She is scheduled to arrive at the Jomo Kenyatta International Airport at 8am, and from there travel to the city centre for meetings with President Mwai Kibaki, Prime Minister Raila Odinga and Chief Justice Willy Mutunga.
She will also hold talks with top Independent Electoral Commission officials led by Chairman Isaack Hassan at the InterContinental hotel from 1pm.
“The Secretary will meet President Kibaki, Prime Minister Odinga, and other government officials to emphasise her support for transparent, credible, non-violent national elections in 2013,” US State Department spokeswoman Victoria Nuland said.
Clinton arrived in South Sudan’s capital Juba on Friday, becoming the highest-ranking US official to visit the world’s newest nation, which split from former civil war foe Sudan last year.

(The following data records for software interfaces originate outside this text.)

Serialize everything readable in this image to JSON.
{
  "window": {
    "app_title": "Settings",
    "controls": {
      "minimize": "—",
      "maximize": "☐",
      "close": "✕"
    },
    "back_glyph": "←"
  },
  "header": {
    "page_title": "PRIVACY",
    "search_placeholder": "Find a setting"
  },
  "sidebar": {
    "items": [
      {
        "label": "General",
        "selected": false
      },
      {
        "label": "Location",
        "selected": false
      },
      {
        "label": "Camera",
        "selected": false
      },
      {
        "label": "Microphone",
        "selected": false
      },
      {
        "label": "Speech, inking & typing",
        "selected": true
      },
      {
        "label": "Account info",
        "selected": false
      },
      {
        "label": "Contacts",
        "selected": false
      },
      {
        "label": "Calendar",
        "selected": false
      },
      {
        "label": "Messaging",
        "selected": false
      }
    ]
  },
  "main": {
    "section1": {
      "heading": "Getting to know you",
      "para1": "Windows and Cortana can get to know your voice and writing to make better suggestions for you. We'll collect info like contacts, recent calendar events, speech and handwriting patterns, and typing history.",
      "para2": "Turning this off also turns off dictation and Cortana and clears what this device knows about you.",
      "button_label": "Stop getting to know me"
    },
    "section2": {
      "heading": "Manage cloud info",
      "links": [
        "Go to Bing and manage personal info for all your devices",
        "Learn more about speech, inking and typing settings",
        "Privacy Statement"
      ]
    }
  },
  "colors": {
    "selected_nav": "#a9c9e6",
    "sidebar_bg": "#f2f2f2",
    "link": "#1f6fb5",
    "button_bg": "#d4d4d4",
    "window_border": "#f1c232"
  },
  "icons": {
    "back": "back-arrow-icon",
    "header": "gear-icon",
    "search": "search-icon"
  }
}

She is due to meet President Salva Kiir and Foreign Minister Nhial Deng Nhial on the three-hour long trip, where she’s expected to highlight Washington’s concern over the bitter dispute between Juba and Khartoum.
Arriving in the steamy heat of the ramshackle Juba – a rapidly growing city largely made up of simple tin-roof huts strung out alongside the White Nile River – the top US diplomat headed to the presidency to meet with Kiir.
Juba’s government has yet to agree on a raft of issues with the rump state of Sudan such as border demarcation and contested areas in oil-rich regions, which were left unresolved after they split in July 2011.
The UN Security Council gave the two countries until August 2 to reach a deal or face sanctions, after they came close to a return to all-out war earlier this year. That deadline elapsed yesterday.
While showing continued support to South Sudan, Clinton “will express our continued concern about the lack of movement in the resolution of the key issues that divide the two countries,” said the statement.
Clinton’s 11-day, seven nation Africa tour is focused on the Obama administration’s new Africa strategy of promoting development by stimulating economic growth while advancing peace and security and strengthening democracy.
Earlier this year, Clinton pledged US backing for democratic and economic development in North Africa as she toured the region that gave birth to the Arab Spring.